I begin my interview with Sasha Grey by telling her that even though she's only 21 years old, she's performed in more movies than 76-year-old Michael Caine has. She's made 182 films. He's made 142. She laughs at me.
"Yeah but, uhhh, it's a lot different," she says. "You can shoot one in four to six hours."
What she means is, she can shoot one porn scene in half a workday, and voila, a porn film is born. In her case, she's made 182 films since the day she dived into her first orgy porn -- on her 18th birthday.
She immediately became a rising star, coming to the attention of mainstream magazines, depicting her as a rare, intellectual-ish porn star with a penchant for hard-core S&M.
That led to director Steven Soderbergh's choosing her to play a prostitute in last year's "Girlfriend Experience." She also posed for sought-after art photographers. Frankly, she became the arty-intellectual's first mainstream-porn "It" girl.
And as porn's new top superstar, she's still making naughty-naughty sex movies, alongside her fiance, photographer Ian Cinnamon (they're in an open relationship, obviously). Grey produces porn, too.
And she hawks her hot, naked, glistening, insatiable, appreciative, inviting, universe-affirming body, along with long and detailed diary entries, on SashaGrey.com.
The porn industry is clearly excited someone broke through to the mainstream. This year, she was named "keynote speaker" at the Adult Entertainment Expo at the Sands Expo (that's at 1 p.m. today).
For G4 TV, she'll also cover Saturday's red carpet, during the AVN Adult Movie Awards at the Palms. She'll unveil a PETA ad. And she's nominated for Best Actress, Most Outrageous Sex Scene, Best All-Girl Couples Sex Scene, Best All-Girl Group Sex Scene, Best Anal Sex Scene, Best Couples Sex Scene, Best New Web Starlet, Best Oral Sex Scene, Best Solo Sex Scene, and she's already been named The Jenna Jameson Crossover Star of the Year.
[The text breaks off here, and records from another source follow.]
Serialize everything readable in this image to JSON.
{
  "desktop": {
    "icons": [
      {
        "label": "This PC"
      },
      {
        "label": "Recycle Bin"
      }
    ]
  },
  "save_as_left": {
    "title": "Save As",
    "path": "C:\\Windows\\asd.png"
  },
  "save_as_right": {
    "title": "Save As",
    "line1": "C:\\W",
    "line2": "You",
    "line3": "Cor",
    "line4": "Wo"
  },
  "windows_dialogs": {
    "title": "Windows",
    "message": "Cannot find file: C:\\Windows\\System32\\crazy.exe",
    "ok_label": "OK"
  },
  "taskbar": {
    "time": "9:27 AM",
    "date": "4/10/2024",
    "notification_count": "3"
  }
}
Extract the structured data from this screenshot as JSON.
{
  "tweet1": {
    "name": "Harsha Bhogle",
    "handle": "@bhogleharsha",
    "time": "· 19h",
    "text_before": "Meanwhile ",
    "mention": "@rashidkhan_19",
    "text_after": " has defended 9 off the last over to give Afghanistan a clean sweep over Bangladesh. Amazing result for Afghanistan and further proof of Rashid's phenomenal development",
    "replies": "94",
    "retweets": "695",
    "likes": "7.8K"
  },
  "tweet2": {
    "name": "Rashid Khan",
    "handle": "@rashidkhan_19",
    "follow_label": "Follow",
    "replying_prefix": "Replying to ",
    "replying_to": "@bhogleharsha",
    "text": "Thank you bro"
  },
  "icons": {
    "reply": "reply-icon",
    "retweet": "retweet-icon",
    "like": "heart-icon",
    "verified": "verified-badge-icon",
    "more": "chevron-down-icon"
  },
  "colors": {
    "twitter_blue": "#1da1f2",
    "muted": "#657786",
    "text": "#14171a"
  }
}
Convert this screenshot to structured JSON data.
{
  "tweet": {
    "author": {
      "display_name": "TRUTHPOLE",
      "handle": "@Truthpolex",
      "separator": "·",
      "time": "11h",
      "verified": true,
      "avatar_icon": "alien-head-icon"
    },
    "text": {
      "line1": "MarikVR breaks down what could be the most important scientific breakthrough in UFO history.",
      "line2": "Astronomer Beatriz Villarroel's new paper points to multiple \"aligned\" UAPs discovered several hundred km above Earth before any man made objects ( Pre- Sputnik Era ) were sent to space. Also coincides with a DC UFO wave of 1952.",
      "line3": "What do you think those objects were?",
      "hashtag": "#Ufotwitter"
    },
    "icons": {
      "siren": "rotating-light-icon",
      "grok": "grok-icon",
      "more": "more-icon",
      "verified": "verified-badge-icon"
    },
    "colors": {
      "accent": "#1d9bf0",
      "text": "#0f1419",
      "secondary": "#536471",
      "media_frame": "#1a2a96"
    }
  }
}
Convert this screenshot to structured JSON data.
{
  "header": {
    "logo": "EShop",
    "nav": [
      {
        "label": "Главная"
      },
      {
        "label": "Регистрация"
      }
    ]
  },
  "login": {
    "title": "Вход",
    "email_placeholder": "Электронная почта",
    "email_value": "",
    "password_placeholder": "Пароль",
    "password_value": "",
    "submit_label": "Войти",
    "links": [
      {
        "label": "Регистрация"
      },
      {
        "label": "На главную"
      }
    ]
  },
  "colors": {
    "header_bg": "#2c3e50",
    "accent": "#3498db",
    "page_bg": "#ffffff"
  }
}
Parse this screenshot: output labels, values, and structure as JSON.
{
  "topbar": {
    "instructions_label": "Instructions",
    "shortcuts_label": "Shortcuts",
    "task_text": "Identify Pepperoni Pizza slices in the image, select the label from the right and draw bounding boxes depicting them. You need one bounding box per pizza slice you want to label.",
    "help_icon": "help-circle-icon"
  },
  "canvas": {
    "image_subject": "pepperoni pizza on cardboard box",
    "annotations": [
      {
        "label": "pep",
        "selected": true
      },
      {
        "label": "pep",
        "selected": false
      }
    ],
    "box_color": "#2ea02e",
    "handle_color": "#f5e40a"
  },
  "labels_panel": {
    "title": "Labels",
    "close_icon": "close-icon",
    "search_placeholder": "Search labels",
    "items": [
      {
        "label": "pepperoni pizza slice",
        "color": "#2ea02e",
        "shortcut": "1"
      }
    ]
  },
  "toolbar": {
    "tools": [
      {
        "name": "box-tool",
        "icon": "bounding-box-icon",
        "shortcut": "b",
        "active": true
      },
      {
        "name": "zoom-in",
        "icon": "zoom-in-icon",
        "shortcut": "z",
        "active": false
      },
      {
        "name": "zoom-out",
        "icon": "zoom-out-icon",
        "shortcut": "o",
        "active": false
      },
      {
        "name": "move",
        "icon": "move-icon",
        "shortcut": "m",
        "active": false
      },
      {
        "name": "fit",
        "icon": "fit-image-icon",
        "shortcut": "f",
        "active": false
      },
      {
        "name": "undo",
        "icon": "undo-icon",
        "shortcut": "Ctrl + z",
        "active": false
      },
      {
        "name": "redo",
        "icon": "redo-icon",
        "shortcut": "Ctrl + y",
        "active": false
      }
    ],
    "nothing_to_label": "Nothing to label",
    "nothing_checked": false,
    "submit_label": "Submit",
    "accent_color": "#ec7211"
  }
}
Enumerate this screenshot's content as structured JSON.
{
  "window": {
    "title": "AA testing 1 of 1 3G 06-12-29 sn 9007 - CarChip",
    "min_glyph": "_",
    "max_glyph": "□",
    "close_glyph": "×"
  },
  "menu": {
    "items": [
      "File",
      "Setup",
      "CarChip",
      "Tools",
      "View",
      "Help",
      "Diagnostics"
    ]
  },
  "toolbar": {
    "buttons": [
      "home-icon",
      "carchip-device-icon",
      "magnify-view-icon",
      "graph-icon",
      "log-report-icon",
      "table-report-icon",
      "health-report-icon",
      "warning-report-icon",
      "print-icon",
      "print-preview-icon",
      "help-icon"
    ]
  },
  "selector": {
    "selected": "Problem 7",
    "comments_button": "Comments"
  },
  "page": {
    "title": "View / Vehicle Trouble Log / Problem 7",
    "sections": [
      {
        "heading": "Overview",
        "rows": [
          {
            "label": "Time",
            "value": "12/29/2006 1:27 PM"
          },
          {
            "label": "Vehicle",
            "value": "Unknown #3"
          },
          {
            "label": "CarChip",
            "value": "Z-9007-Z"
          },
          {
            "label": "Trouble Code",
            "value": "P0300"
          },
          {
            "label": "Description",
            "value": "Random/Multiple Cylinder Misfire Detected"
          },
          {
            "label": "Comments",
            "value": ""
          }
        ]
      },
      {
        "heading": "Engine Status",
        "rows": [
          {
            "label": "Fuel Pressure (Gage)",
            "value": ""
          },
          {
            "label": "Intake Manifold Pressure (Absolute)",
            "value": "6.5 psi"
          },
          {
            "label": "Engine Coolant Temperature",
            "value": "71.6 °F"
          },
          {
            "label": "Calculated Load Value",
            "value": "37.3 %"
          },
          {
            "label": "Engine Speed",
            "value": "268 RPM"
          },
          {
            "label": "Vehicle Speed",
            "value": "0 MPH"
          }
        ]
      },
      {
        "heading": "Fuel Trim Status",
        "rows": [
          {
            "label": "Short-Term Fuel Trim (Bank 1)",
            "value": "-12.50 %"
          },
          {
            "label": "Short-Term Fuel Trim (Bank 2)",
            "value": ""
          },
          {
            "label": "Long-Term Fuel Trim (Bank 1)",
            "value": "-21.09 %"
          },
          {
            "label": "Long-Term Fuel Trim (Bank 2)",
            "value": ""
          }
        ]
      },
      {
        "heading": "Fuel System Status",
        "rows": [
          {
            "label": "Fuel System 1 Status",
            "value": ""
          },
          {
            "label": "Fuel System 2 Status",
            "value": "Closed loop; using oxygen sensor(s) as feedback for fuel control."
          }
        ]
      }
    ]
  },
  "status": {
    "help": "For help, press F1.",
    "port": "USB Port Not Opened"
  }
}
Being a celebrity is weird, she tells me. But she's used to it, because she's been on TV shows (among them, "The Insider" and "The Tyra Banks Show") defending career choices against "ridiculous people."
What's more important to her is making interesting, high-quality porn with a "tone and feel like a real film," so that people will buy it -- because she is competing for cash against free quickie porn that dominates the Internet.
"My goal now with my company is to make adult films that aren't predictable -- something that you can't fast-forward or else you'll be confused as to what the hell is going on."
Grey does have an eye for serious nonporn films. A year ago, she gave RottenTomatoes.com a list of her five favorite movies, in order: John Carpenter's "Escape from New York"; John Cassavetes' "A Woman Under the Influence"; Catherine Breillat's "Fat Girl"; Jean-Luc Godard's "Pierrot le Fou"; and Werner Herzog's "Stroszek."
She tells me she doesn't remember which movies she listed back then. But Grey (who was raised in a troubled home and transferred from high school to high school, according to her) agrees with my film-freak father's assessment that her top movies are mostly about sad people who are societal outcasts.
"Today, we don't have too many filmmakers making films about individuals you can relate to in real life. It just seems like in movies today, everything is so perfect. Even after a conflict, everything ends well. There's always a happy ending, and I'm kind of sick of that. Because life's not easy. And life is not a fairy tale."
I say to Grey, who always seems so gleeful when I interview her: Wait, aren't you a happy porn superstar?
"Yeah," she says. "But you don't go to bed every night and go, 'Oh, that was the perfect day,' or, 'Oh, millions of people just died overseas and I'm happy about that because none of those people are related to me.'"
I tell Grey plenty of women (women who don't enjoy sex or sex on camera as much as she does) probably think she has a hard day every day, since she does all this wild sex all the time.
She says she does hear from conservative, anti-porn feminists. But more often she hears from women inspired by her and porn, exposure that has been revolutionary thanks to the Internet.
"It's the next step in helping women not feel ashamed about their bodies and about wanting to feel good -- not feeling guilty about it.
"I've had women tell me, 'I didn't know how to "do" a (certain sex act). OK, that sounds kind of weird, but that's how they felt. And after watching my movies, or other people's movies, they felt more confident in that and their sex life."
And then Grey and I chat for a while about positions that regular women are doing lately that seem inspired only by Internet porn. I'd fill you in on this conversation, but I'm quite sure my editors would freak out.
Doug Elfman's column appears on Sundays, Mondays, Tuesdays and Fridays. E-mail delfman@reviewjournal. com. He also blogs at reviewjournal.com/elfman.